In other words, this is not your father’s heroin addict.

A most recent case in point – the Google executive, a married father of five children who brought a “high-class” call girl aboard his yacht in Santa Cruz, CA for a little afternoon delight and ended up injected with a lethal dose of heroin and left to die alone  – wasn’t an anomaly, according this this article featured in San Jose Mercury News (which, I’m happy to note, also contains a quote from an interview with LifeRing’s own Byron Kerr).
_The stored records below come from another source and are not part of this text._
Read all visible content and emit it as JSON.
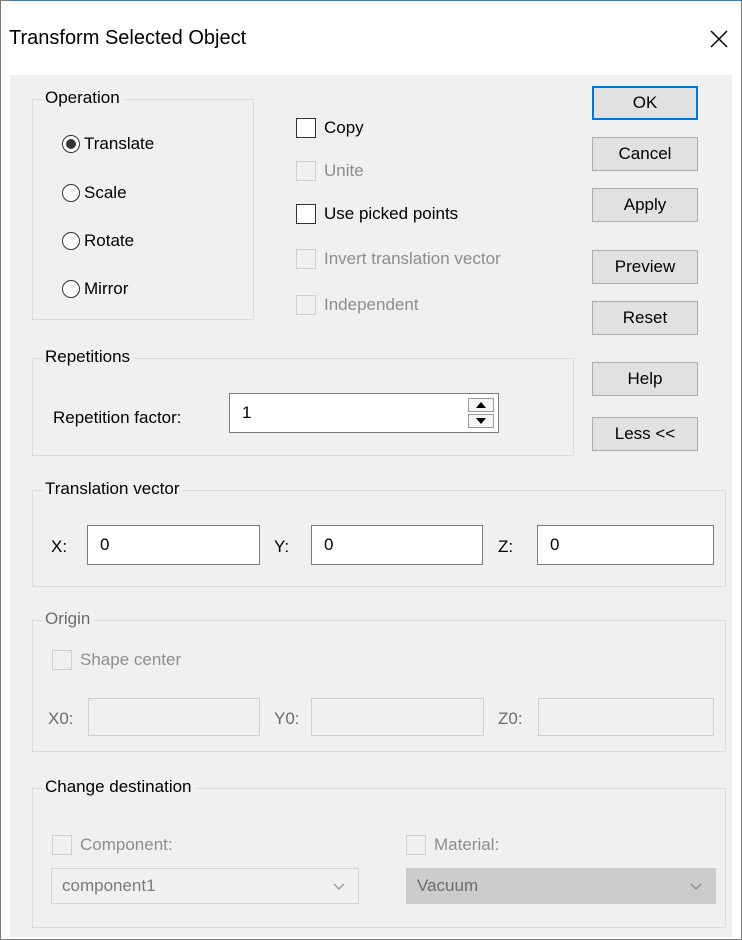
{
  "window": {
    "title": "Transform Selected Object"
  },
  "operation": {
    "label": "Operation",
    "options": [
      "Translate",
      "Scale",
      "Rotate",
      "Mirror"
    ],
    "selected": "Translate"
  },
  "options": {
    "copy": {
      "label": "Copy",
      "checked": false,
      "enabled": true
    },
    "unite": {
      "label": "Unite",
      "checked": false,
      "enabled": false
    },
    "use_picked_points": {
      "label": "Use picked points",
      "checked": false,
      "enabled": true
    },
    "invert_translation": {
      "label": "Invert translation vector",
      "checked": false,
      "enabled": false
    },
    "independent": {
      "label": "Independent",
      "checked": false,
      "enabled": false
    }
  },
  "buttons": {
    "ok": "OK",
    "cancel": "Cancel",
    "apply": "Apply",
    "preview": "Preview",
    "reset": "Reset",
    "help": "Help",
    "less": "Less <<"
  },
  "repetitions": {
    "label": "Repetitions",
    "factor_label": "Repetition factor:",
    "factor_value": "1"
  },
  "translation": {
    "label": "Translation vector",
    "x_label": "X:",
    "x_value": "0",
    "y_label": "Y:",
    "y_value": "0",
    "z_label": "Z:",
    "z_value": "0"
  },
  "origin": {
    "label": "Origin",
    "shape_center_label": "Shape center",
    "x0_label": "X0:",
    "x0_value": "",
    "y0_label": "Y0:",
    "y0_value": "",
    "z0_label": "Z0:",
    "z0_value": ""
  },
  "destination": {
    "label": "Change destination",
    "component_label": "Component:",
    "component_value": "component1",
    "material_label": "Material:",
    "material_value": "Vacuum"
  },
  "icons": {
    "close": "close-icon",
    "spin_up": "arrow-up-icon",
    "spin_down": "arrow-down-icon",
    "dropdown": "chevron-down-icon"
  },
  "colors": {
    "default_button_border": "#0078d7",
    "window_bg": "#f0f0f0",
    "disabled_text": "#8d8d8d"
  }
}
It’s apparently just one among the many potential fates waiting to befall his peers coping with high-stress, high-income careers in the IT industry, where the supply-and-demand ratio means one can barely keep one’s head above water on a good day without a pharmaceutical booster (or 12). It reminds me a great deal of the stockbrokers working in Jordan Belfort’s 80’s shady stocks firm as depicted in Martin Scorsese’s 2013 film, “The Wolf of Wall Street”.

Anyone unfortunate enough to have seen the movie (what can I say? I love Scorsese, just not this time) likely knows what I’m getting at. I can just imagine the same non-stop, debauched hookers and blowfest as depicted in “Wolf…” going on behind the closed doors of every tech company in the Valley, from the start-ups to the giants (Apple, Facebook, Google, Amazon, etc. etc. etc.), and beyond, where it’s not just a job, it’s an adventure! And everyone’s in on it.

Talk about a weird, scary new facet in American life. Is this really what it takes to make it in the tech industry, or is it just another, updated permutation of the drug culture tinged with hysteria and “Wolf”-like hyperbole?

One gets the sense from the Mercury News article’s comments section it’s long been the former becoming newly hyped by as the latter, and the utter lack of compassion I’ve seen from commenters across the board on multiple web stories about the deceased Google executive, which amounts to “he chose to take the heroin, therefore he chose to die, and good riddance to bad rubbish”, leaves me feeling defeated and cold.

Whatever the hell is going on, I don’t know about you, but I don’t find myself particularly reassured, after all the years we’ve been talking about drugs, alcohol and addiction, this distorted perception that it’s all just a “choice” is as far as we’ve gotten.

And on that light and airy note, I wish you all a happy, healthy and good day, and would love to hear some feedback from any of you who have any thoughts about any of this, as well!